What is a fish habitat?
A fish habitat is made up of a set of living environments providing food resources, shelter, reproduction sites (spawning grounds) or growth sites (fry rearing areas), and migratory routes necessary for fish survival (source: Department of Fisheries and Oceans).
Why should we protect these habitats?
- To ensure fish survival.
- Because fish is an essential food source for our communities and for other animal species.
- The protection of fish habitats ensures quality water for our consumption or recreational activities.
How do fish habitats degrade?
- When the shores lack vegetation (due to agriculture, logging or modification of the riparian strip), minerals, fertilizers and chemical products accumulate in the water. Sand and earth also accumulate, which causes sedimentation.
- Sediments, minerals and fertilizers transported in the water favor the growth of algae and aquatic plants. In large quantity, the plants reduce the quantity of oxygen available for the fish. Certain kinds of algae are even dangerous and can render a lake unfit for bathing (Ex: Blue-green algae)
- Destruction of spawning grounds: sand falling into the water can cover spawning grounds, reducing the level of oxygen required for fry and thereby destroying these spawning grounds.
- Irritation of gills: Fish gills filter water, which allows them to breathe. Spawning grounds affected this way can remain unavailable for several years.
- Sedimentation also reduces the availability of fish food, which mainly consists of insect larva living on the bottom of watercourses. After the deposit of sediments, this food is no longer accessible. In addition, this reduces visibility, which reduces fish movement and hinders their feeding.
Documents of reference
- Construction of dams: The construction of dams fragments fish habitats. Lakes, rivers and brooks that were previously accessible for spawning, feeding or migration become unattainable for fish.
- Household activities: Household activities such as washing and cleaning often involve products containing chemicals and phosphates. These pollutants are found in the environment and can lead to the proliferation of aquatic plants.
- Acid rain: Acid rain reduces the water quality by acidifying it; the direct effects of acidification on fish include a high mortality rate, disturbance of growth rate and reproduction, and chronic damage to organs and tissues. The indirect effects of acidification are the degradation of fish habitats and changes to predator-prey relationships (interruption of the food chain).
- Introduction of new species: Several species have been introduced into watercourses and have replaced indigenous species. In certain watercourses, fishing with live minnows has caused the introduction of several species. In other watercourses, fishing fanatics have introduced their favorite species in bodies of water to the detriment of indigenous species. Certain plants such as Eurasian water-milfoil (introduced from Europe) have also been introduced. These plants proliferate very quickly and take the place of other plants. They create uninhabitable environments for fish since they are anoxic (without oxygen). They also cause problems for bathing and boating.
How can we protect these habitats?
- Use household cleaning products and soaps that are phosphate-free and biodegradable: Small everyday actions have a big impact if everybody gets involved!
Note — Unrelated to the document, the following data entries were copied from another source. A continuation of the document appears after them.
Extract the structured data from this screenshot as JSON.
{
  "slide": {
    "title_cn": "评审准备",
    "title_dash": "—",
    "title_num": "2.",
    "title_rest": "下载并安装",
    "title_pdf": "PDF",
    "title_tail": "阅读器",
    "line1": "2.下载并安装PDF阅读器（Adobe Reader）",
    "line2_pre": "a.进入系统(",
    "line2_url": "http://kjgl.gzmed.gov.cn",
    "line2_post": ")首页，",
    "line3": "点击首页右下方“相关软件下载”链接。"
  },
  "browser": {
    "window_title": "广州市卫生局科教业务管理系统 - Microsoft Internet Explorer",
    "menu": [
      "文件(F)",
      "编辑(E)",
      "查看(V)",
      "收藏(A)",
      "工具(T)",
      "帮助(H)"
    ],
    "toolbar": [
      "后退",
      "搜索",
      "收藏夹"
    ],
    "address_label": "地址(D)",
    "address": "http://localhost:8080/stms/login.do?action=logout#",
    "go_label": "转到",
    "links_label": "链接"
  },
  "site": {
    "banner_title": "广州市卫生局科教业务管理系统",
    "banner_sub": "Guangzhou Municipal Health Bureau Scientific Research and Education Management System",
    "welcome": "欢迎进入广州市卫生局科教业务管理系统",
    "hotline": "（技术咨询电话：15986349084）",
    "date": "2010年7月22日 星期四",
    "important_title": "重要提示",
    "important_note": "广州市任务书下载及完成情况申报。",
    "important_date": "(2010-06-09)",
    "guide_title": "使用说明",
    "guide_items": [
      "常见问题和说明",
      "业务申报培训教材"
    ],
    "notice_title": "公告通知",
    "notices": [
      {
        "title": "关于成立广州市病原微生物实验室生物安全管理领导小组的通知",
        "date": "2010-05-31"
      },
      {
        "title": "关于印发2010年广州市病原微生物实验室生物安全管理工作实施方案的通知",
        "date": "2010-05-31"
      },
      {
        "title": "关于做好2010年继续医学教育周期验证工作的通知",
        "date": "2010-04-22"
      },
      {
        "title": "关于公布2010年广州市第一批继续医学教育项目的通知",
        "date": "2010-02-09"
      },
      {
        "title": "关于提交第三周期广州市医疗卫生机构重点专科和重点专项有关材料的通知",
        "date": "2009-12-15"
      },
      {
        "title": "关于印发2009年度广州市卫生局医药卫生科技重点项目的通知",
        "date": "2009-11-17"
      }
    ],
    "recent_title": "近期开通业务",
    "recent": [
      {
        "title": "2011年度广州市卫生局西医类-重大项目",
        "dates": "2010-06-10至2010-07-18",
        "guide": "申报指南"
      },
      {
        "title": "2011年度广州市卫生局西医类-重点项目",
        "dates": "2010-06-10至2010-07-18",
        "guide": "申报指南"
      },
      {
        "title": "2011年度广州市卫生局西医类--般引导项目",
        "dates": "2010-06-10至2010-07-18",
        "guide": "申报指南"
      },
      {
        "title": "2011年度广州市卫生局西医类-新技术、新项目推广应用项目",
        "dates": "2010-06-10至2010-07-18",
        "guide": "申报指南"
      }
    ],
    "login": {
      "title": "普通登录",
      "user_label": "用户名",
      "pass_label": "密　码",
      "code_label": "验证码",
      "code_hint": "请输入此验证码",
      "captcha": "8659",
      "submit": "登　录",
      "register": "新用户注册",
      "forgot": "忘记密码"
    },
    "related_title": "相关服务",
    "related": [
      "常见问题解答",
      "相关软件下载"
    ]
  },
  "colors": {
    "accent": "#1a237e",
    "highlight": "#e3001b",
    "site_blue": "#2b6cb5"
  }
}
- Avoid the disposal of toxic products in our watercourses: For example, be careful not to spill oil or gas into the water. Never throw out toxic products such as old batteries, pesticides, or paint in our household garbage; special collections exist for these waste matters!
- Reduce the use of motor boats
- Conserve and maintain plants on the shoreline (riparian strip) : These plants provide shelter and reproduction areas for certain species, filter pollutants, cool the water with shade and prevent erosion. It is best to leave the riparian strip intact! Do not circulate there.
- Do not drive through watercourses or remove gravel: This destroys fish habitats; use the bridges!
- Clean the boat and propeller thoroughly before moving to another body of water: This way you avoid carrying plants and undesirable organisms to other watercourses.
How can we get more information ?
To obtain a list of projects related to fish habitats, contact us.
- Fish habitat management policy of the Department of Fisheries and Oceans
- Effects of forestry practices on fish habitats
- Planning and development guide - yellow walleye
- Technical management guide for wildlife on private woodlots: No.15 Watercourse crossings
- Fish habitats: Planning, development and management assessment
- Technical file: Wildlife-protection actions in agricultural areas - Fish habitats
- Fish in all its states: Fish habitats, better knowledge for better protection
- Obtain information before entering fish habitats